--- Entries supplied ---
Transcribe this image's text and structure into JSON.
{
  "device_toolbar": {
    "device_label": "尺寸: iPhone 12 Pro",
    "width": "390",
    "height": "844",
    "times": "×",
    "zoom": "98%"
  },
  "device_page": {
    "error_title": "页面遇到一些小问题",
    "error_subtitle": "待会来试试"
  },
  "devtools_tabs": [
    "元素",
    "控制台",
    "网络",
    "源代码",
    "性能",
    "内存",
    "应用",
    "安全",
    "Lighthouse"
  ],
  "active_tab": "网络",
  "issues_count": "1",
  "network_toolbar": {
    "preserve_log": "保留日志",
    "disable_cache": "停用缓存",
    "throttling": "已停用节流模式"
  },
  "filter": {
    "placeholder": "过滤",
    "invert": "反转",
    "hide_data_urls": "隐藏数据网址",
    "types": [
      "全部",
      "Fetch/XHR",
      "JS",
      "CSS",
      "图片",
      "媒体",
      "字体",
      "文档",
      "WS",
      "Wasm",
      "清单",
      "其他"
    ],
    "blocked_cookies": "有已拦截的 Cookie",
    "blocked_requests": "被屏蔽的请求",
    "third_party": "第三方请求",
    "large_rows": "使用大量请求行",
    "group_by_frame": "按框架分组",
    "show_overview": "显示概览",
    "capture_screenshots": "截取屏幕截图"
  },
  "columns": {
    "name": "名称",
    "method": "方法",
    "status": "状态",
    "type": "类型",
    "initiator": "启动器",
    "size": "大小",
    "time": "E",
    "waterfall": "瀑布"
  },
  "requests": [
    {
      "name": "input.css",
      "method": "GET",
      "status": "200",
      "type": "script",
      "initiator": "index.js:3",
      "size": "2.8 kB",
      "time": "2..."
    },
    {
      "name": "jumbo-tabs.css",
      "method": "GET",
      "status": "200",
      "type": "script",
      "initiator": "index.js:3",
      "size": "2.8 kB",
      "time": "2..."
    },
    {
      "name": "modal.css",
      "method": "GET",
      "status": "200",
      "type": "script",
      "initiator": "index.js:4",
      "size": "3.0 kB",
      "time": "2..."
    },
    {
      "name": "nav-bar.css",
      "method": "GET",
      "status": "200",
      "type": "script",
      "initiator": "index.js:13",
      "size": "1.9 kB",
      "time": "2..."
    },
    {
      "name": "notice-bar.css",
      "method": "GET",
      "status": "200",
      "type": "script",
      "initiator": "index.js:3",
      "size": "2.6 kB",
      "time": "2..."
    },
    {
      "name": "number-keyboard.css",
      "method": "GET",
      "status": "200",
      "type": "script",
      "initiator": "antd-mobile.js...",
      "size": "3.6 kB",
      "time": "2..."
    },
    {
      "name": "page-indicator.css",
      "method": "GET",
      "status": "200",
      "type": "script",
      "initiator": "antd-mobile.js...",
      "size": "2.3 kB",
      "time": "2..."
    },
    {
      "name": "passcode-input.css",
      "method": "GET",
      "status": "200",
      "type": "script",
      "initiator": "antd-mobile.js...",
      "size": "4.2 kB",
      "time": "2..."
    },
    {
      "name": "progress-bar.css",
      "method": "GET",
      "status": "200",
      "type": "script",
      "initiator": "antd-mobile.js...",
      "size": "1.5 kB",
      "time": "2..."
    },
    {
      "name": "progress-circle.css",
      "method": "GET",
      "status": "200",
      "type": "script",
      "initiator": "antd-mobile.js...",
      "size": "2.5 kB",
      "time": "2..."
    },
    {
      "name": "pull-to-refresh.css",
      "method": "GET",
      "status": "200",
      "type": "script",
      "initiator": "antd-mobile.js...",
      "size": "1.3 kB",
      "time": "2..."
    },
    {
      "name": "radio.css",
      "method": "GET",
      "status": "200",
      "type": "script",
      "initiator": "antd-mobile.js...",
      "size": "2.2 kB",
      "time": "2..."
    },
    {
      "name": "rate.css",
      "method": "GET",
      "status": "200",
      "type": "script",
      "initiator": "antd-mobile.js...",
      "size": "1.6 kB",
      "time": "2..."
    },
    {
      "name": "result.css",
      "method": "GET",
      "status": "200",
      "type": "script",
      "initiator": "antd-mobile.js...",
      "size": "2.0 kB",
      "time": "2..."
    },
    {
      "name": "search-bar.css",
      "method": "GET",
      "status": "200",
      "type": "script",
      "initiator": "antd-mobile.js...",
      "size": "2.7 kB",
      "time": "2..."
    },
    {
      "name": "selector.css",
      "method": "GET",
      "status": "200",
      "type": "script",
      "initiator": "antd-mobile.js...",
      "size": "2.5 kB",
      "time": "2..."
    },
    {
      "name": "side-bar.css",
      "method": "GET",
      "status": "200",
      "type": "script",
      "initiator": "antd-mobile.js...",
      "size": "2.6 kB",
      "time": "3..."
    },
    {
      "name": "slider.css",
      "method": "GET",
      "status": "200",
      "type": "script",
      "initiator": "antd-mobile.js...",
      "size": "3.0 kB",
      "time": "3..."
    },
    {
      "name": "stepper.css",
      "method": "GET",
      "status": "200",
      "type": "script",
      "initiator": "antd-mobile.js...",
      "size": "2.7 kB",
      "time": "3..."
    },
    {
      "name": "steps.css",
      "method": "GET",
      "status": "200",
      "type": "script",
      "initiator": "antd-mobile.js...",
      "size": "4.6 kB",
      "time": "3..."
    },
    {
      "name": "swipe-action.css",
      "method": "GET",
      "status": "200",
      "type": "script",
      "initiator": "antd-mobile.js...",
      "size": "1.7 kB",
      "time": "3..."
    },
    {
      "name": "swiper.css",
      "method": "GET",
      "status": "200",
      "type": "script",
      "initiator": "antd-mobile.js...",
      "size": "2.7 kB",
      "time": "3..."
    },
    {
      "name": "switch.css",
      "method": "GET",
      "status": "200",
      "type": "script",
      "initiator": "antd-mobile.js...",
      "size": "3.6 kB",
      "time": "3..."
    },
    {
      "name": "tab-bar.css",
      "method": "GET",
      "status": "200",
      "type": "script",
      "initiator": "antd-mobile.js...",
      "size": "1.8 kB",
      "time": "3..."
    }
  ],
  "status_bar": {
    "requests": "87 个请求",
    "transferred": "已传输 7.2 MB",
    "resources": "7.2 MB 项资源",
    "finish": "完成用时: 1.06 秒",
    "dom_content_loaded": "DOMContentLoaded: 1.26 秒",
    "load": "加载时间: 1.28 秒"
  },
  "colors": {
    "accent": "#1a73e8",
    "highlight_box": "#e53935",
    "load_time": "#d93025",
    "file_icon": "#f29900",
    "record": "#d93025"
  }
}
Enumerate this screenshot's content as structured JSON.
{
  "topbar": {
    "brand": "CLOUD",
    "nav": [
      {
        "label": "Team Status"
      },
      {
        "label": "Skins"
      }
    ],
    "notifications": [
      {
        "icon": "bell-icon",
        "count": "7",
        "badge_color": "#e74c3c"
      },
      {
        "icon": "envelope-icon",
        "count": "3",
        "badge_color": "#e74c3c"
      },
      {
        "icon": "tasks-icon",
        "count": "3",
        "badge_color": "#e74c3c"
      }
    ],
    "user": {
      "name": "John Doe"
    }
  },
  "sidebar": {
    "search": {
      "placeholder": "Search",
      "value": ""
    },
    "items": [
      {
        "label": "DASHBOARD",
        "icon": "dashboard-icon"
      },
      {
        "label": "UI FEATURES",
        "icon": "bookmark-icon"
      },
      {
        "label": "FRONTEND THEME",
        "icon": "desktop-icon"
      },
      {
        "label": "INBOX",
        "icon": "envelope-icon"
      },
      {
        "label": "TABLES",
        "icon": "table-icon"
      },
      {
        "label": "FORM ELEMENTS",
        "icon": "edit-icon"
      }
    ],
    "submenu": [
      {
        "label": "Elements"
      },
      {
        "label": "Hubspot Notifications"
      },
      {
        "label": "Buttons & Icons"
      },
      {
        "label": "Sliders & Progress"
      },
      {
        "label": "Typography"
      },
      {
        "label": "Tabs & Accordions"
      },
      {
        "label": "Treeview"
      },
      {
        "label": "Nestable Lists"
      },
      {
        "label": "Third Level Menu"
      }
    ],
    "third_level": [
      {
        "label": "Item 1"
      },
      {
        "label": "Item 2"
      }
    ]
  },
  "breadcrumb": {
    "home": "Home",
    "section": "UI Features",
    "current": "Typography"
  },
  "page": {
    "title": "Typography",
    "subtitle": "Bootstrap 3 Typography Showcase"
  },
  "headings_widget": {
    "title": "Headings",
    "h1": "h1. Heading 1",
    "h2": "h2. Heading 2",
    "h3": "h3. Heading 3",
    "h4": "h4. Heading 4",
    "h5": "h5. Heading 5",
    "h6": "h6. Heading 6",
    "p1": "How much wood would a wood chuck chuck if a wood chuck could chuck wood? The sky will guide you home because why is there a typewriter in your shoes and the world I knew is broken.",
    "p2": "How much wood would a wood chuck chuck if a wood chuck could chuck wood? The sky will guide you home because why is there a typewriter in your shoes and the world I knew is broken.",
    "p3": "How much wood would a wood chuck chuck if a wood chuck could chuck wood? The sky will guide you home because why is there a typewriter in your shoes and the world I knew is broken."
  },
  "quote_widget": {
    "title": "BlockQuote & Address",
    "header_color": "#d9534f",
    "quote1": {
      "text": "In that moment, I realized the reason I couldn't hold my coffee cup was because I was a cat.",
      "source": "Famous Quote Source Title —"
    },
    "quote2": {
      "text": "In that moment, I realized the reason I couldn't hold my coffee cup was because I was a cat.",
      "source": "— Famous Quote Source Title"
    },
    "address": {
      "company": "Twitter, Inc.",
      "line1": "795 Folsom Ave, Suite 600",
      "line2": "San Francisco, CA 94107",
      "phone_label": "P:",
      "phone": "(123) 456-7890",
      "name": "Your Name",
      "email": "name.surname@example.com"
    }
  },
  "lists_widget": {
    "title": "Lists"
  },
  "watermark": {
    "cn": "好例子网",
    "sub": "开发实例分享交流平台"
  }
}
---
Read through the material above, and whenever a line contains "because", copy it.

    "p1": "How much wood would a wood chuck chuck if a wood chuck could chuck wood? The sky will guide you home because why is there a typewriter in your shoes and the world I knew is broken.",
    "p2": "How much wood would a wood chuck chuck if a wood chuck could chuck wood? The sky will guide you home because why is there a typewriter in your shoes and the world I knew is broken.",
    "p3": "How much wood would a wood chuck chuck if a wood chuck could chuck wood? The sky will guide you home because why is there a typewriter in your shoes and the world I knew is broken."
      "text": "In that moment, I realized the reason I couldn't hold my coffee cup was because I was a cat.",
      "text": "In that moment, I realized the reason I couldn't hold my coffee cup was because I was a cat.",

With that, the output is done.